Bode Miller doesn’t do aerials. He doesn’t do moguls. He doesn’t do the biathlon. And he doesn’t snowboard. Oh, he might give any of these activities a shot in his free time, but when it comes to demonstrating the pinnacle of his skills, you’ll find him on the steeps, competing in the Alpine disciplines. It’s what he does, and he’s among the best in the world. We don’t need or expect him to be good at anything else, and in fact to attempt to change sports would likely lessen his ability to perform at the highest level of Alpine skiing.
The same is true across the various Olympic disciplines. How many Nordic skiing events are there? With guns, without guns. Skating vs. classic. Sprints and marathons. Off the jumps and on the flats, or sometimes combining the two. Individual and team. And that’s just one small category of sport. Do Samuel Kamau Wanjiru and Usain Bolt compete against each other? No, and no one asks them to, nor thinks less of their abilities because they don’t do so. Is the standard of greatness for either somewhere in the middle…say, their ability to run a 1500 meter race? No.

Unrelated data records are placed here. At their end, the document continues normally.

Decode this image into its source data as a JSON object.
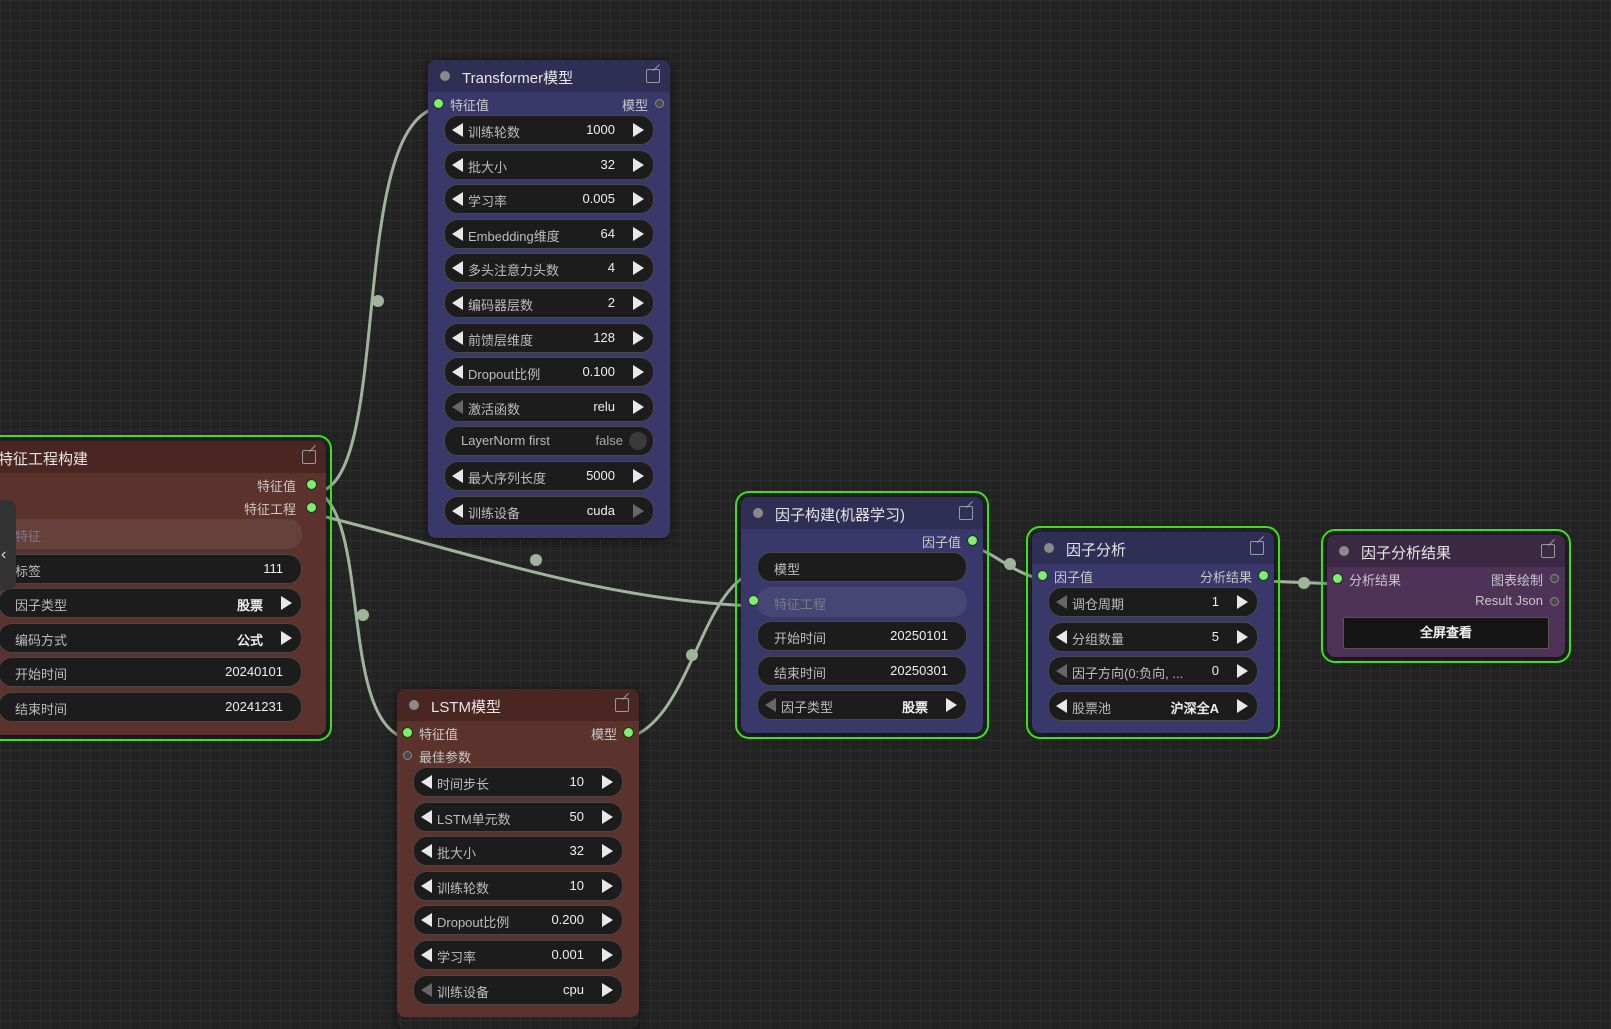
{
  "nodes": {
    "transformer": {
      "title": "Transformer模型",
      "input": "特征值",
      "output": "模型",
      "widgets": [
        {
          "label": "训练轮数",
          "value": "1000"
        },
        {
          "label": "批大小",
          "value": "32"
        },
        {
          "label": "学习率",
          "value": "0.005"
        },
        {
          "label": "Embedding维度",
          "value": "64"
        },
        {
          "label": "多头注意力头数",
          "value": "4"
        },
        {
          "label": "编码器层数",
          "value": "2"
        },
        {
          "label": "前馈层维度",
          "value": "128"
        },
        {
          "label": "Dropout比例",
          "value": "0.100"
        },
        {
          "label": "激活函数",
          "value": "relu"
        },
        {
          "label": "LayerNorm first",
          "value": "false"
        },
        {
          "label": "最大序列长度",
          "value": "5000"
        },
        {
          "label": "训练设备",
          "value": "cuda"
        }
      ]
    },
    "feature": {
      "title": "特征工程构建",
      "outputs": [
        "特征值",
        "特征工程"
      ],
      "widgets": [
        {
          "label": "特征",
          "value": ""
        },
        {
          "label": "标签",
          "value": "111"
        },
        {
          "label": "因子类型",
          "value": "股票"
        },
        {
          "label": "编码方式",
          "value": "公式"
        },
        {
          "label": "开始时间",
          "value": "20240101"
        },
        {
          "label": "结束时间",
          "value": "20241231"
        }
      ]
    },
    "lstm": {
      "title": "LSTM模型",
      "inputs": [
        "特征值",
        "最佳参数"
      ],
      "output": "模型",
      "widgets": [
        {
          "label": "时间步长",
          "value": "10"
        },
        {
          "label": "LSTM单元数",
          "value": "50"
        },
        {
          "label": "批大小",
          "value": "32"
        },
        {
          "label": "训练轮数",
          "value": "10"
        },
        {
          "label": "Dropout比例",
          "value": "0.200"
        },
        {
          "label": "学习率",
          "value": "0.001"
        },
        {
          "label": "训练设备",
          "value": "cpu"
        }
      ]
    },
    "factor_ml": {
      "title": "因子构建(机器学习)",
      "output": "因子值",
      "widgets": [
        {
          "label": "模型",
          "value": ""
        },
        {
          "label": "特征工程",
          "value": ""
        },
        {
          "label": "开始时间",
          "value": "20250101"
        },
        {
          "label": "结束时间",
          "value": "20250301"
        },
        {
          "label": "因子类型",
          "value": "股票"
        }
      ]
    },
    "factor_analysis": {
      "title": "因子分析",
      "input": "因子值",
      "output": "分析结果",
      "widgets": [
        {
          "label": "调仓周期",
          "value": "1"
        },
        {
          "label": "分组数量",
          "value": "5"
        },
        {
          "label": "因子方向(0:负向, ...",
          "value": "0"
        },
        {
          "label": "股票池",
          "value": "沪深全A"
        }
      ]
    },
    "analysis_result": {
      "title": "因子分析结果",
      "input": "分析结果",
      "outputs": [
        "图表绘制",
        "Result Json"
      ],
      "button": "全屏查看"
    }
  },
  "colors": {
    "selection": "#39e21c",
    "link": "#9fb59a",
    "socket_on": "#7af06c",
    "purple_body": "#38386a",
    "brown_body": "#5b322c",
    "magenta_body": "#4f3258"
  }
}
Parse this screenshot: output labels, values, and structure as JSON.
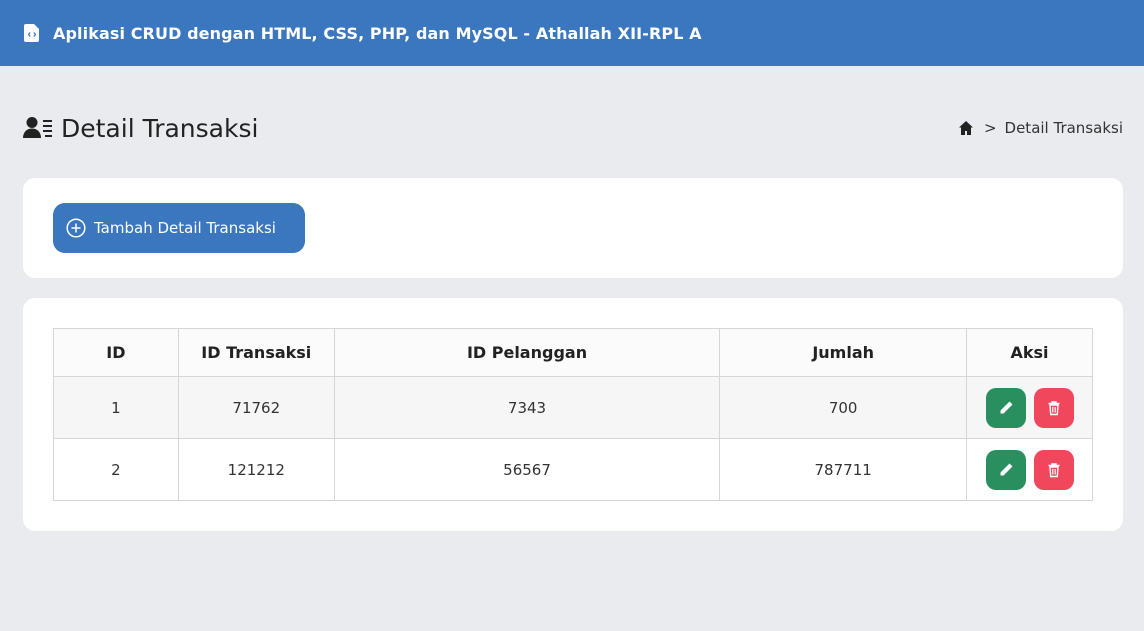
{
  "navbar": {
    "title": "Aplikasi CRUD dengan HTML, CSS, PHP, dan MySQL - Athallah XII-RPL A",
    "icon": "file-code-icon"
  },
  "header": {
    "title": "Detail Transaksi",
    "title_icon": "user-list-icon"
  },
  "breadcrumb": {
    "home_icon": "home-icon",
    "separator": ">",
    "current": "Detail Transaksi"
  },
  "toolbar": {
    "add_label": "Tambah Detail Transaksi",
    "add_icon": "plus-circle-icon"
  },
  "table": {
    "columns": [
      "ID",
      "ID Transaksi",
      "ID Pelanggan",
      "Jumlah",
      "Aksi"
    ],
    "rows": [
      {
        "id": "1",
        "id_transaksi": "71762",
        "id_pelanggan": "7343",
        "jumlah": "700"
      },
      {
        "id": "2",
        "id_transaksi": "121212",
        "id_pelanggan": "56567",
        "jumlah": "787711"
      }
    ]
  },
  "colors": {
    "primary": "#3a77bf",
    "edit": "#2a8f5e",
    "delete": "#f0475d",
    "background": "#e9ebef"
  }
}
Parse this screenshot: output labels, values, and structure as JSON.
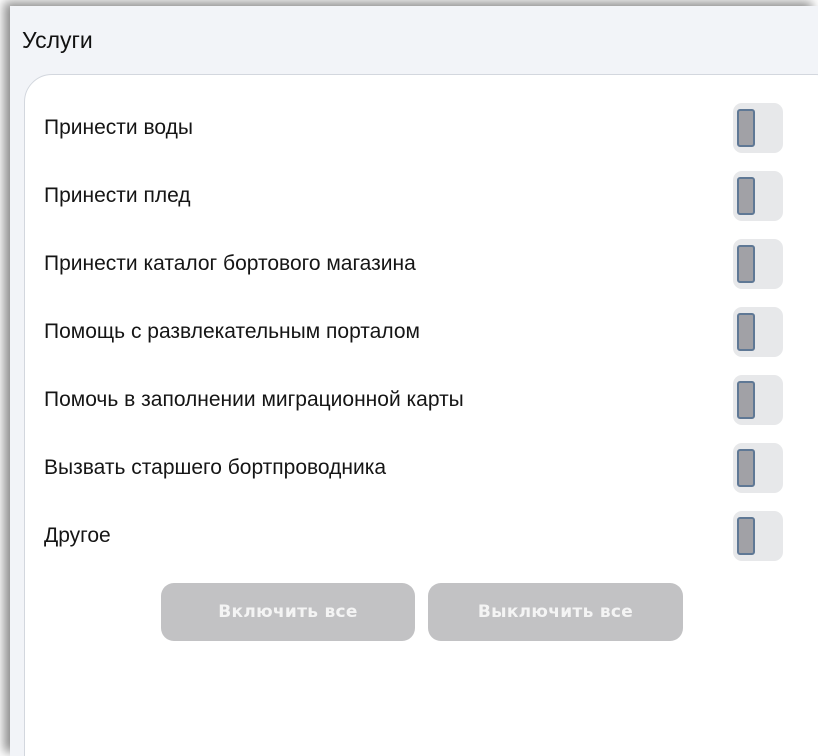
{
  "title": "Услуги",
  "services": [
    {
      "label": "Принести воды",
      "enabled": false
    },
    {
      "label": "Принести плед",
      "enabled": false
    },
    {
      "label": "Принести каталог бортового магазина",
      "enabled": false
    },
    {
      "label": "Помощь с развлекательным порталом",
      "enabled": false
    },
    {
      "label": "Помочь в заполнении миграционной карты",
      "enabled": false
    },
    {
      "label": "Вызвать старшего бортпроводника",
      "enabled": false
    },
    {
      "label": "Другое",
      "enabled": false
    }
  ],
  "buttons": {
    "enable_all": "Включить все",
    "disable_all": "Выключить все"
  },
  "colors": {
    "window_bg": "#f2f4f8",
    "panel_bg": "#ffffff",
    "toggle_track": "#e7e8ea",
    "toggle_knob": "#a1a1a6",
    "toggle_knob_border": "#5f7895",
    "button_bg": "#c2c2c4",
    "button_text": "#f4f4f4"
  }
}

Athletes specialize. It’s how they achieve greatness. Once in a great while, there’s a multidisciplinary success (e.g. Michael Phelps, though even he isn’t to be found on the archery field, much less paddling a kayak or atop a horse), but these are rarities. Usually, the 50 meter freestyle and the 200 meter butterfly stars are different people (and even Phelps doesn’t excel at the former). We don’t expect a sprinter to win the marathon, and we don’t expect a bobsledder to strap herself to a snowboard. And yet, many of us expect the wine in our glass to be judged first and foremost as a cocktail, no matter its intended form, function, or specialization. Why?
Wines can be specialists as well. They have different situational uses – a prosecco, a Madiran, and a liqueur tokay are rarely interchangeable, for example – and they have different qualities within those specializations. Sauvignon blanc and gewürztraminer do not go with the same foods. No, there’s no law against pretending otherwise, but there’s a measure of disrespect for the intent of the wine by insisting on their interchangeability. A high-acid, unoaked red from a region lush with tomato-based sauces is not intended as a sipping wine, it’s intended as a counterpoint to, and partner with, those sauces. No, there’s no rule that one can’t have a glass before or after dinner, but that glass is missing something of its purpose and intent.
We might be able to put Michael Phelps on skis and find that his innate athleticism would allow him to perform with some measure of skill. But he’ll likely never achieve what he can in the pool. And we can put a Taurasi in our cocktail glass, but it’s not likely to express everything it does with a slow braise of wild game. To insist otherwise is to insist that Phelps does, in fact, belong on a horse. And who wants to see that?